WORK TO COMPLETE | Where an entry holds an image, leave the image out; otherwise reproduce the entry exactly.

Data items:
###
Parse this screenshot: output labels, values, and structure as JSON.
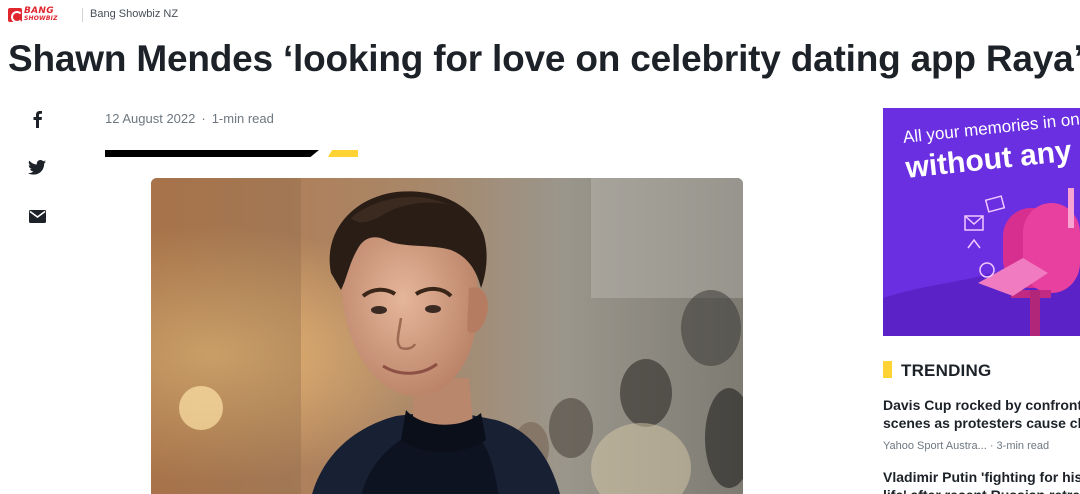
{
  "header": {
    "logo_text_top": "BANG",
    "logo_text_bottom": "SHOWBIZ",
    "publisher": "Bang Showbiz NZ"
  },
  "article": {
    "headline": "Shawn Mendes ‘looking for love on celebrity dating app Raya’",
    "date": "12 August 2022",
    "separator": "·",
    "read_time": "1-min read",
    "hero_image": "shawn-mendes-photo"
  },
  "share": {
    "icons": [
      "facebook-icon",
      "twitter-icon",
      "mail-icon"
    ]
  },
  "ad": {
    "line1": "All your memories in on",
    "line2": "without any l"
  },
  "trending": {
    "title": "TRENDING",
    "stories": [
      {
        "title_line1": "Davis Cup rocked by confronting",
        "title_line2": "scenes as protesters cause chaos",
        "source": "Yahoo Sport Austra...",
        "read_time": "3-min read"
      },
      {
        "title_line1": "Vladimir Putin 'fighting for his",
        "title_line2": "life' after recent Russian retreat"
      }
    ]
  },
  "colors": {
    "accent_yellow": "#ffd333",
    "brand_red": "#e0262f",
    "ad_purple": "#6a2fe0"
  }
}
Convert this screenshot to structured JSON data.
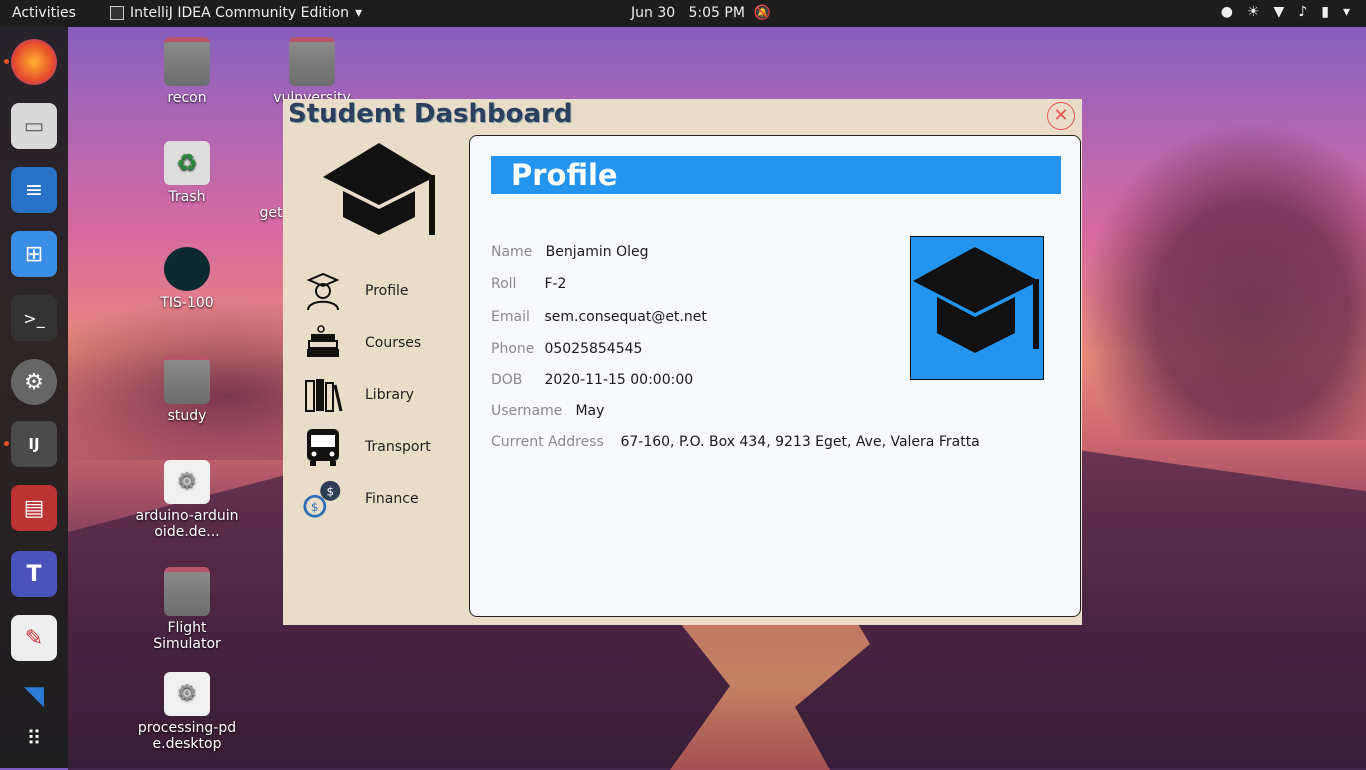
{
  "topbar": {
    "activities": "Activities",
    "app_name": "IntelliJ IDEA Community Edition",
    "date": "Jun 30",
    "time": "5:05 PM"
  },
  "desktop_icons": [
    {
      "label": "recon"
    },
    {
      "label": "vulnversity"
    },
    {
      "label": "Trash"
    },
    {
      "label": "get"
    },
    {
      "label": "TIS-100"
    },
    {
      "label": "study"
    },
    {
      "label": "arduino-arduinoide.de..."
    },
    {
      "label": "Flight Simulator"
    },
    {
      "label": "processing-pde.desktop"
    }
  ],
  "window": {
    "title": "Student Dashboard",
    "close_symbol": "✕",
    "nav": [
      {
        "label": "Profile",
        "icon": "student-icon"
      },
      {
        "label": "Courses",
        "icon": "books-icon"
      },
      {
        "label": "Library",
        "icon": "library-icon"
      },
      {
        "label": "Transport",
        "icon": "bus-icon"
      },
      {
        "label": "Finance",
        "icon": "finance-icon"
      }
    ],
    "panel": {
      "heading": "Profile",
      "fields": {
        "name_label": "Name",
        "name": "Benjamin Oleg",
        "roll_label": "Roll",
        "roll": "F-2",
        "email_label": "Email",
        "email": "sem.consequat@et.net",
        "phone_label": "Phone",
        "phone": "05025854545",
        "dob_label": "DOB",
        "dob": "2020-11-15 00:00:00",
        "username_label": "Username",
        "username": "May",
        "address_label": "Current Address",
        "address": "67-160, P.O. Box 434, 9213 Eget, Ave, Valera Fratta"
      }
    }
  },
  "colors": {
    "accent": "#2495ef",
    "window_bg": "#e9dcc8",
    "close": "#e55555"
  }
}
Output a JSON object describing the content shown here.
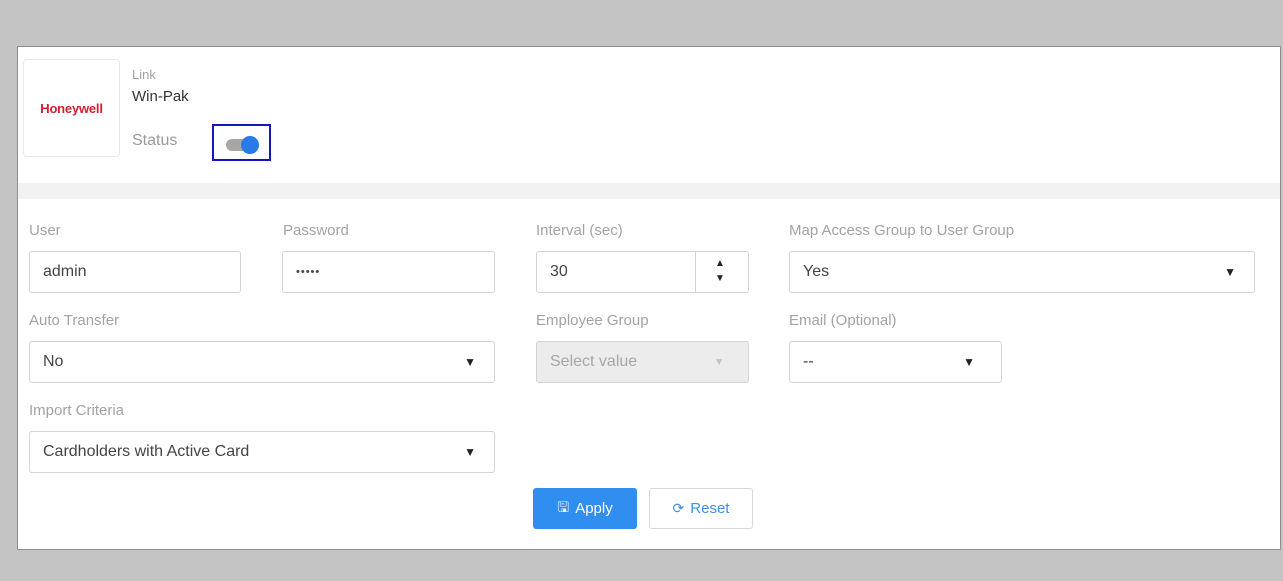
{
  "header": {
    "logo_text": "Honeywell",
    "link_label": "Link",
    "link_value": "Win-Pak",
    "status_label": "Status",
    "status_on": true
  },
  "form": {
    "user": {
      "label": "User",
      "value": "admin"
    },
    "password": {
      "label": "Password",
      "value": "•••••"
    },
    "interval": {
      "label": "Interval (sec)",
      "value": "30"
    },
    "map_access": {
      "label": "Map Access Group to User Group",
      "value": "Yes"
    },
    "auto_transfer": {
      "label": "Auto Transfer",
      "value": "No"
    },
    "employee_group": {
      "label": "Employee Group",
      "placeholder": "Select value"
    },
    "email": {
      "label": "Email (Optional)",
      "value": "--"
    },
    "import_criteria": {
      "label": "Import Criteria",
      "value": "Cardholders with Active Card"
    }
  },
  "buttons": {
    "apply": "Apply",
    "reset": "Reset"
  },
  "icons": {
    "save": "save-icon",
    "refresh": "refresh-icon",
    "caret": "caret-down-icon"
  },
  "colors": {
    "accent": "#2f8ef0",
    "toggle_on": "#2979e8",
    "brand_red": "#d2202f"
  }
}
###
RESULT OF THE EXERCISE |
Parse this screenshot: output labels, values, and structure as JSON.
{
  "header": {
    "logo_text_top": "BANG",
    "logo_text_bottom": "SHOWBIZ",
    "publisher": "Bang Showbiz NZ"
  },
  "article": {
    "headline": "Shawn Mendes ‘looking for love on celebrity dating app Raya’",
    "date": "12 August 2022",
    "separator": "·",
    "read_time": "1-min read",
    "hero_image": "shawn-mendes-photo"
  },
  "share": {
    "icons": [
      "facebook-icon",
      "twitter-icon",
      "mail-icon"
    ]
  },
  "ad": {
    "line1": "All your memories in on",
    "line2": "without any l"
  },
  "trending": {
    "title": "TRENDING",
    "stories": [
      {
        "title_line1": "Davis Cup rocked by confronting",
        "title_line2": "scenes as protesters cause chaos",
        "source": "Yahoo Sport Austra...",
        "read_time": "3-min read"
      },
      {
        "title_line1": "Vladimir Putin 'fighting for his",
        "title_line2": "life' after recent Russian retreat"
      }
    ]
  },
  "colors": {
    "accent_yellow": "#ffd333",
    "brand_red": "#e0262f",
    "ad_purple": "#6a2fe0"
  }
}
Convert this screenshot to structured JSON data.
{
  "topbar": {
    "activities": "Activities",
    "app_name": "IntelliJ IDEA Community Edition",
    "date": "Jun 30",
    "time": "5:05 PM"
  },
  "desktop_icons": [
    {
      "label": "recon"
    },
    {
      "label": "vulnversity"
    },
    {
      "label": "Trash"
    },
    {
      "label": "get"
    },
    {
      "label": "TIS-100"
    },
    {
      "label": "study"
    },
    {
      "label": "arduino-arduinoide.de..."
    },
    {
      "label": "Flight Simulator"
    },
    {
      "label": "processing-pde.desktop"
    }
  ],
  "window": {
    "title": "Student Dashboard",
    "close_symbol": "✕",
    "nav": [
      {
        "label": "Profile",
        "icon": "student-icon"
      },
      {
        "label": "Courses",
        "icon": "books-icon"
      },
      {
        "label": "Library",
        "icon": "library-icon"
      },
      {
        "label": "Transport",
        "icon": "bus-icon"
      },
      {
        "label": "Finance",
        "icon": "finance-icon"
      }
    ],
    "panel": {
      "heading": "Profile",
      "fields": {
        "name_label": "Name",
        "name": "Benjamin Oleg",
        "roll_label": "Roll",
        "roll": "F-2",
        "email_label": "Email",
        "email": "sem.consequat@et.net",
        "phone_label": "Phone",
        "phone": "05025854545",
        "dob_label": "DOB",
        "dob": "2020-11-15 00:00:00",
        "username_label": "Username",
        "username": "May",
        "address_label": "Current Address",
        "address": "67-160, P.O. Box 434, 9213 Eget, Ave, Valera Fratta"
      }
    }
  },
  "colors": {
    "accent": "#2495ef",
    "window_bg": "#e9dcc8",
    "close": "#e55555"
  }
}
Output a JSON object describing the content shown here.
{
  "header": {
    "logo_text": "Honeywell",
    "link_label": "Link",
    "link_value": "Win-Pak",
    "status_label": "Status",
    "status_on": true
  },
  "form": {
    "user": {
      "label": "User",
      "value": "admin"
    },
    "password": {
      "label": "Password",
      "value": "•••••"
    },
    "interval": {
      "label": "Interval (sec)",
      "value": "30"
    },
    "map_access": {
      "label": "Map Access Group to User Group",
      "value": "Yes"
    },
    "auto_transfer": {
      "label": "Auto Transfer",
      "value": "No"
    },
    "employee_group": {
      "label": "Employee Group",
      "placeholder": "Select value"
    },
    "email": {
      "label": "Email (Optional)",
      "value": "--"
    },
    "import_criteria": {
      "label": "Import Criteria",
      "value": "Cardholders with Active Card"
    }
  },
  "buttons": {
    "apply": "Apply",
    "reset": "Reset"
  },
  "icons": {
    "save": "save-icon",
    "refresh": "refresh-icon",
    "caret": "caret-down-icon"
  },
  "colors": {
    "accent": "#2f8ef0",
    "toggle_on": "#2979e8",
    "brand_red": "#d2202f"
  }
}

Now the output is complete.